“(Visitation guidelines) have allowed non-student guests to visit a residence hall provided that guest is accompanied by the host resident at all time while the guest is in the hall and the guest is registered at the front desk of the residence hall visited,” Blackwell said.
From 11 a.m. to midnight on Sunday through Thursday, guests are allowed to visit. From 11 a.m. to 1 a.m. on Friday through Saturday, guests are allowed to visit.
The Southern Miss student requirement was removed in early November when SGA leaders listened to their constituents.
“SGA President Jeffrey George and SGA Senator Douglas LeBlanc visited me about students’ concerns and asked that we in the Department of Residence Life reconsider the mandatory USM student part of the Overnight Guests policy,” Blackwell said.
After listening to the SGA and discussing the concerns with staff in the department, the Department of Residence Life decided that non-students staying the night would not compromise students’ safety.
USM students think the change is progress for the school.
“I think it’s a good idea. It didn’t make much sense that, before, a student that lives here could stay the night but someone from out of town couldn’t,” said Lauren Blankenship, a junior forensic science major. “If my friend from back home wants to visit, then she should be able to stay the night.”
Haley Zirlott, a freshman broadcast journalism major, also thinks it is a needed rewrite of the rules.
“It’s a great change. If my friend from home wants to visit, it would be more convenient for her to stay the night with me than to rent a hotel room for one night so she doesn’t have to drive two hours at midnight to get home,” Zirlott said.

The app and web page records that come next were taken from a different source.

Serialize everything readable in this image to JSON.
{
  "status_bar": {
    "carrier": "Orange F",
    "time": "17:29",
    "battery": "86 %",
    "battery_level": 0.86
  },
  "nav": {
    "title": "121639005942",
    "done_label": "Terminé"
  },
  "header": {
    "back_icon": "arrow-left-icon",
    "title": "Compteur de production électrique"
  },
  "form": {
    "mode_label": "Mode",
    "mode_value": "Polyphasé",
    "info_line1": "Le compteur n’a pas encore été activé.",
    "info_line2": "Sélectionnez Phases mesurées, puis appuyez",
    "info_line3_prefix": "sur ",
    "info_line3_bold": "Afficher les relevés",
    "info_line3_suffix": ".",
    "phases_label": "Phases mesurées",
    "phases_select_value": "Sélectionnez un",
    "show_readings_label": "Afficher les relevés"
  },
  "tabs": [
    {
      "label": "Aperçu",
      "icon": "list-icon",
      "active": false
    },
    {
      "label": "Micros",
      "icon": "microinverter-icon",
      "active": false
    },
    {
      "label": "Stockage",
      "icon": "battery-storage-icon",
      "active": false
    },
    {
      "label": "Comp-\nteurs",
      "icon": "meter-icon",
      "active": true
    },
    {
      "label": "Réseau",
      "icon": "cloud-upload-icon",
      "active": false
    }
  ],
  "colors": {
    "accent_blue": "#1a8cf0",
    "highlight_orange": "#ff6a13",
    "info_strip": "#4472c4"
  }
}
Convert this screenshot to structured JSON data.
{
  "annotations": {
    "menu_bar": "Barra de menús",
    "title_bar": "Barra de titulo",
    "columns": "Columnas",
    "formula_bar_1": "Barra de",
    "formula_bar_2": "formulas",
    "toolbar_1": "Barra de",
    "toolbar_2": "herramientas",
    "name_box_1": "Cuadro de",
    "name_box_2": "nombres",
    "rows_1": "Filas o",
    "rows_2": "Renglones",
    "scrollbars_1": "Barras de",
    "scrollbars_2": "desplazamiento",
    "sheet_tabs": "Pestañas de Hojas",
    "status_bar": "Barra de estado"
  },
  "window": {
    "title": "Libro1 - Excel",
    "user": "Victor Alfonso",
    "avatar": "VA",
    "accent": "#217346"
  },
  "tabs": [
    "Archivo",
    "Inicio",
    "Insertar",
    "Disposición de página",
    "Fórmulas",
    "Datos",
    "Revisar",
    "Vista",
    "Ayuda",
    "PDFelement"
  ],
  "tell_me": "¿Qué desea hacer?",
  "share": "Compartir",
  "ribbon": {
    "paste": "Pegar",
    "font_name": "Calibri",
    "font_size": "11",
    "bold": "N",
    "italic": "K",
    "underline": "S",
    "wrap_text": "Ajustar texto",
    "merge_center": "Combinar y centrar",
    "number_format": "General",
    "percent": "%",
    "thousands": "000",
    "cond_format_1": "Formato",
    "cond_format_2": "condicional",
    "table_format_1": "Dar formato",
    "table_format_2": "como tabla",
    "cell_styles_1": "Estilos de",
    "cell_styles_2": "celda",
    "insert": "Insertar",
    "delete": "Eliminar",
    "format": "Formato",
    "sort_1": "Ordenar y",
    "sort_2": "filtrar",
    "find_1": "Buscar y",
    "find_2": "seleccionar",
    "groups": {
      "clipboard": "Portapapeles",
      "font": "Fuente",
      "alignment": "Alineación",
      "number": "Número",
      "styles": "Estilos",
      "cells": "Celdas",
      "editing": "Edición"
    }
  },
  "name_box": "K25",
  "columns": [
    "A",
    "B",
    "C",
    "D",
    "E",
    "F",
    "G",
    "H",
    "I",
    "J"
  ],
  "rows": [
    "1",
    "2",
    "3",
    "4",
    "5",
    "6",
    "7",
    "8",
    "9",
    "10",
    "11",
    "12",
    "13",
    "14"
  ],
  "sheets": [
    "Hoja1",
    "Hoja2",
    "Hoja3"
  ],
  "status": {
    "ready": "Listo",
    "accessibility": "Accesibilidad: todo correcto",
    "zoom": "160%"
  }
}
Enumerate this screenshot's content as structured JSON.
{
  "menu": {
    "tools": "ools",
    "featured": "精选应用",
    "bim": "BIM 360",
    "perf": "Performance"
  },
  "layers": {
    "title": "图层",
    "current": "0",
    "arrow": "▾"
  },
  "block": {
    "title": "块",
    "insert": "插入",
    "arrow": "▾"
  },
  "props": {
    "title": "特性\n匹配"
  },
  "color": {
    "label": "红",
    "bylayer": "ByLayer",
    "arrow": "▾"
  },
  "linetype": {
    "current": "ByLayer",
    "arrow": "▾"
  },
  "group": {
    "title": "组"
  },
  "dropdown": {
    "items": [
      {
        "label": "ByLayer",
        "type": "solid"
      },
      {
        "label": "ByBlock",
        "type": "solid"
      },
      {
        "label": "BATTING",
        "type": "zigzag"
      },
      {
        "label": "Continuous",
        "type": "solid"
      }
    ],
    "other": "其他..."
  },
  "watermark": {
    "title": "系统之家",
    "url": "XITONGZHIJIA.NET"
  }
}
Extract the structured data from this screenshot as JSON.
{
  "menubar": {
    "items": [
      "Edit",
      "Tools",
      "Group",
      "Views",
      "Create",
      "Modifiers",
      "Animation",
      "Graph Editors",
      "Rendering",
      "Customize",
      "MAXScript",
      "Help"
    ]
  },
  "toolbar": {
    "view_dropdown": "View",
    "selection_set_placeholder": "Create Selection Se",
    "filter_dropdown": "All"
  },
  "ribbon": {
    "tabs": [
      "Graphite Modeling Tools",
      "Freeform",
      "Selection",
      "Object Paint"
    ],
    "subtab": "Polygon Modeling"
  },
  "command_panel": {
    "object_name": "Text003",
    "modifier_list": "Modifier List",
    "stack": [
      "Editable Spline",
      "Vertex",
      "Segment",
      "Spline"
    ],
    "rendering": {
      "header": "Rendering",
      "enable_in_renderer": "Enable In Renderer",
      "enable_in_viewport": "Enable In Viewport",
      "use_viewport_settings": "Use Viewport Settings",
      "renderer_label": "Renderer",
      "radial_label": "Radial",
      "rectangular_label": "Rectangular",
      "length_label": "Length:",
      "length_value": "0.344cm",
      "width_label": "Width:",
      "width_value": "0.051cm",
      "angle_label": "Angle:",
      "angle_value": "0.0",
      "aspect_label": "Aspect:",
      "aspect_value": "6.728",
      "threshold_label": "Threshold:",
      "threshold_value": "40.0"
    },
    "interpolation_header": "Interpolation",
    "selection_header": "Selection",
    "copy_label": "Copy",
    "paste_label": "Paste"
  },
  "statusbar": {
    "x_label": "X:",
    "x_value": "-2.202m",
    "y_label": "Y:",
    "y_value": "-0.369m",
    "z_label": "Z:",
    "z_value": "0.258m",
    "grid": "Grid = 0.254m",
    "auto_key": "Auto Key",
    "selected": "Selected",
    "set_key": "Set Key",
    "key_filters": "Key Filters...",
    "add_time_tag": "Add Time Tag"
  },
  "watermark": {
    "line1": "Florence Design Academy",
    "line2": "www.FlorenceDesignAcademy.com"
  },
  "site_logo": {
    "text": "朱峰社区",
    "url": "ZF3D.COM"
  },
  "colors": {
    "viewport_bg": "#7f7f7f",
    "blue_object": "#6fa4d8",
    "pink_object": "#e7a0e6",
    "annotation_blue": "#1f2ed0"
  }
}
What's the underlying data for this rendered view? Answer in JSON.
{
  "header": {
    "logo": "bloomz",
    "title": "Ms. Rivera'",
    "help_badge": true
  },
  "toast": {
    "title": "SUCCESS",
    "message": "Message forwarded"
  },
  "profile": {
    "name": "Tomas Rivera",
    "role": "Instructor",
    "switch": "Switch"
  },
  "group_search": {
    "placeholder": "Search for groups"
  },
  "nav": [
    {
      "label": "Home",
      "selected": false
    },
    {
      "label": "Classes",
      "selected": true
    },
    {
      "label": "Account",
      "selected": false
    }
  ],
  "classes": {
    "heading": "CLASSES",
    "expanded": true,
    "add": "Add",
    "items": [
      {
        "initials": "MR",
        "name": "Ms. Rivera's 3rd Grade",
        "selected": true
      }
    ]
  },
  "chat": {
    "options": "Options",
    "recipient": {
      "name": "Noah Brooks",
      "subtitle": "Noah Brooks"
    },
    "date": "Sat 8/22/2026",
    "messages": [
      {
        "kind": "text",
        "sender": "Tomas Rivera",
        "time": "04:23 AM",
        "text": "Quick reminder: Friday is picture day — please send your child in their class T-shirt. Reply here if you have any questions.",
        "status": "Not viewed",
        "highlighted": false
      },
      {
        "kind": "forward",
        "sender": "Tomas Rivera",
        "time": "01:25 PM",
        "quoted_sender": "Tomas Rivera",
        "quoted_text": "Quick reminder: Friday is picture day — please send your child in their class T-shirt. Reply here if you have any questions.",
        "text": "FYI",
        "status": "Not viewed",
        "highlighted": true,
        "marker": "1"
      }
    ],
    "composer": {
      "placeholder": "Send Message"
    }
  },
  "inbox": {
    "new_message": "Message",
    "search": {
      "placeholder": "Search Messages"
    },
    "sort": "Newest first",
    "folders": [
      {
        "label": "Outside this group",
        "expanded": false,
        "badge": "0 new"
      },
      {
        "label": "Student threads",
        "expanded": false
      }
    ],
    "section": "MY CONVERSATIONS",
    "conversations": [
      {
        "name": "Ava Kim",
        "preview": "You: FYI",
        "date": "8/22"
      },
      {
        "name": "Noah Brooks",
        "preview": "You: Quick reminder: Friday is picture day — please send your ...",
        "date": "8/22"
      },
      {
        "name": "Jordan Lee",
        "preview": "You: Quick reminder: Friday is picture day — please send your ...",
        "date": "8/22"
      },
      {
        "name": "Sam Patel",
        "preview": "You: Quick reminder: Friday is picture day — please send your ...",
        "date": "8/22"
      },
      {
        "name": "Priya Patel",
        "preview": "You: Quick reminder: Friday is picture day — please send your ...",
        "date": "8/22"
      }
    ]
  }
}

“I think that this is a fantastic recruitment opportunity for USM,” said Madison Etheridge, a freshman English major. “It allows potential students to come to campus and experience all that USM has to offer. Overnight stays will also allow them the opportunity to get the chance to see themselves at USM.”